### What this task involves
Return each record verbatim, images excluded.

(Extracted data entries)
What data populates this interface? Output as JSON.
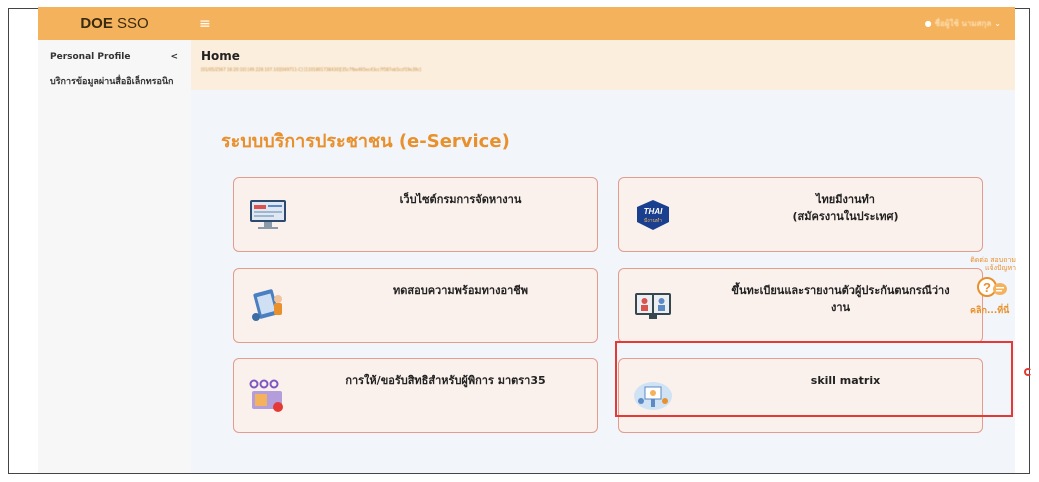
{
  "topbar": {
    "brand_bold": "DOE",
    "brand_light": "SSO",
    "user_name": "ชื่อผู้ใช้ นามสกุล"
  },
  "sidebar": {
    "items": [
      {
        "label": "Personal Profile",
        "chevron": "<"
      },
      {
        "label": "บริการข้อมูลผ่านสื่ออิเล็กทรอนิก",
        "chevron": ""
      }
    ]
  },
  "main": {
    "page_title": "Home",
    "session_info": "[01/05/2567 18:20:10] [49.228.107.10][049711-C] [1101801738430][35c7fbe465ec43cc7f587eb5ccf19e39c]",
    "section_title": "ระบบบริการประชาชน (e-Service)",
    "cards": [
      {
        "label": "เว็บไซต์กรมการจัดหางาน",
        "icon": "website-icon"
      },
      {
        "label": "ไทยมีงานทำ\n(สมัครงานในประเทศ)",
        "icon": "thai-mee-ngan-tam-icon",
        "icon_text_top": "THAI",
        "icon_text_bottom": "มีงานทำ"
      },
      {
        "label": "ทดสอบความพร้อมทางอาชีพ",
        "icon": "career-test-icon"
      },
      {
        "label": "ขึ้นทะเบียนและรายงานตัวผู้ประกันตนกรณีว่าง\nงาน",
        "icon": "unemployment-register-icon"
      },
      {
        "label": "การให้/ขอรับสิทธิสำหรับผู้พิการ มาตรา35",
        "icon": "disability-rights-icon"
      },
      {
        "label": "skill matrix",
        "icon": "skill-matrix-icon"
      }
    ],
    "help": {
      "top_text": "ติดต่อ สอบถาม แจ้งปัญหา",
      "click_text": "คลิก...ที่นี่"
    }
  },
  "colors": {
    "topbar": "#f5b25c",
    "accent": "#e8902c",
    "card_border": "#e39c8e",
    "highlight": "#e53935"
  }
}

### Solution
What data populates this interface? Output as JSON.
{
  "topbar": {
    "brand_bold": "DOE",
    "brand_light": "SSO",
    "user_name": "ชื่อผู้ใช้ นามสกุล"
  },
  "sidebar": {
    "items": [
      {
        "label": "Personal Profile",
        "chevron": "<"
      },
      {
        "label": "บริการข้อมูลผ่านสื่ออิเล็กทรอนิก",
        "chevron": ""
      }
    ]
  },
  "main": {
    "page_title": "Home",
    "session_info": "[01/05/2567 18:20:10] [49.228.107.10][049711-C] [1101801738430][35c7fbe465ec43cc7f587eb5ccf19e39c]",
    "section_title": "ระบบบริการประชาชน (e-Service)",
    "cards": [
      {
        "label": "เว็บไซต์กรมการจัดหางาน",
        "icon": "website-icon"
      },
      {
        "label": "ไทยมีงานทำ\n(สมัครงานในประเทศ)",
        "icon": "thai-mee-ngan-tam-icon",
        "icon_text_top": "THAI",
        "icon_text_bottom": "มีงานทำ"
      },
      {
        "label": "ทดสอบความพร้อมทางอาชีพ",
        "icon": "career-test-icon"
      },
      {
        "label": "ขึ้นทะเบียนและรายงานตัวผู้ประกันตนกรณีว่าง\nงาน",
        "icon": "unemployment-register-icon"
      },
      {
        "label": "การให้/ขอรับสิทธิสำหรับผู้พิการ มาตรา35",
        "icon": "disability-rights-icon"
      },
      {
        "label": "skill matrix",
        "icon": "skill-matrix-icon"
      }
    ],
    "help": {
      "top_text": "ติดต่อ สอบถาม แจ้งปัญหา",
      "click_text": "คลิก...ที่นี่"
    }
  },
  "colors": {
    "topbar": "#f5b25c",
    "accent": "#e8902c",
    "card_border": "#e39c8e",
    "highlight": "#e53935"
  }
}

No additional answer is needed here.